- _Task description_
The full listing needs to be output exactly.

- _Provided records_
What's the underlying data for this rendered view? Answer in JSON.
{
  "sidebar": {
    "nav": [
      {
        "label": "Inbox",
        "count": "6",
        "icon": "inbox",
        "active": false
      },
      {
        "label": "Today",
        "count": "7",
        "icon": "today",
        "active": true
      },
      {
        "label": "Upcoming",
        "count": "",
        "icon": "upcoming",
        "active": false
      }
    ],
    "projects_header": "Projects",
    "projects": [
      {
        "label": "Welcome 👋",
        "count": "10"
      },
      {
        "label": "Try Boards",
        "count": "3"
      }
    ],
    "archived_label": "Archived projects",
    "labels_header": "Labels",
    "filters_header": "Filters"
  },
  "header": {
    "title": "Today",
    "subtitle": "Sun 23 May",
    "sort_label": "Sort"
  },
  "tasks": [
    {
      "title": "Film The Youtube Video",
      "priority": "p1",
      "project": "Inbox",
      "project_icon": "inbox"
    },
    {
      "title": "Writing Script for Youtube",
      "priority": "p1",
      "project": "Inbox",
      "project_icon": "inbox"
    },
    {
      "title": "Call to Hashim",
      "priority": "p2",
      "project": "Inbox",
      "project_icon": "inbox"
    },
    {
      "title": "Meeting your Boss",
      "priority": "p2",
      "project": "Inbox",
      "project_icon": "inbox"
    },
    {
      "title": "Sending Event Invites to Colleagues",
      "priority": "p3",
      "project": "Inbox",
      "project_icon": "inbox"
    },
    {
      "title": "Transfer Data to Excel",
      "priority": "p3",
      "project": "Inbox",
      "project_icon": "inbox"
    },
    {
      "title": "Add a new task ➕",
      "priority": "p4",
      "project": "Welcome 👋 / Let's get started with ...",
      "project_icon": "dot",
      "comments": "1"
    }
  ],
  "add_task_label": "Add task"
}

- _Solution for this problem_
What's the underlying data for this rendered view? Answer in JSON.
{
  "sidebar": {
    "nav": [
      {
        "label": "Inbox",
        "count": "6",
        "icon": "inbox",
        "active": false
      },
      {
        "label": "Today",
        "count": "7",
        "icon": "today",
        "active": true
      },
      {
        "label": "Upcoming",
        "count": "",
        "icon": "upcoming",
        "active": false
      }
    ],
    "projects_header": "Projects",
    "projects": [
      {
        "label": "Welcome 👋",
        "count": "10"
      },
      {
        "label": "Try Boards",
        "count": "3"
      }
    ],
    "archived_label": "Archived projects",
    "labels_header": "Labels",
    "filters_header": "Filters"
  },
  "header": {
    "title": "Today",
    "subtitle": "Sun 23 May",
    "sort_label": "Sort"
  },
  "tasks": [
    {
      "title": "Film The Youtube Video",
      "priority": "p1",
      "project": "Inbox",
      "project_icon": "inbox"
    },
    {
      "title": "Writing Script for Youtube",
      "priority": "p1",
      "project": "Inbox",
      "project_icon": "inbox"
    },
    {
      "title": "Call to Hashim",
      "priority": "p2",
      "project": "Inbox",
      "project_icon": "inbox"
    },
    {
      "title": "Meeting your Boss",
      "priority": "p2",
      "project": "Inbox",
      "project_icon": "inbox"
    },
    {
      "title": "Sending Event Invites to Colleagues",
      "priority": "p3",
      "project": "Inbox",
      "project_icon": "inbox"
    },
    {
      "title": "Transfer Data to Excel",
      "priority": "p3",
      "project": "Inbox",
      "project_icon": "inbox"
    },
    {
      "title": "Add a new task ➕",
      "priority": "p4",
      "project": "Welcome 👋 / Let's get started with ...",
      "project_icon": "dot",
      "comments": "1"
    }
  ],
  "add_task_label": "Add task"
}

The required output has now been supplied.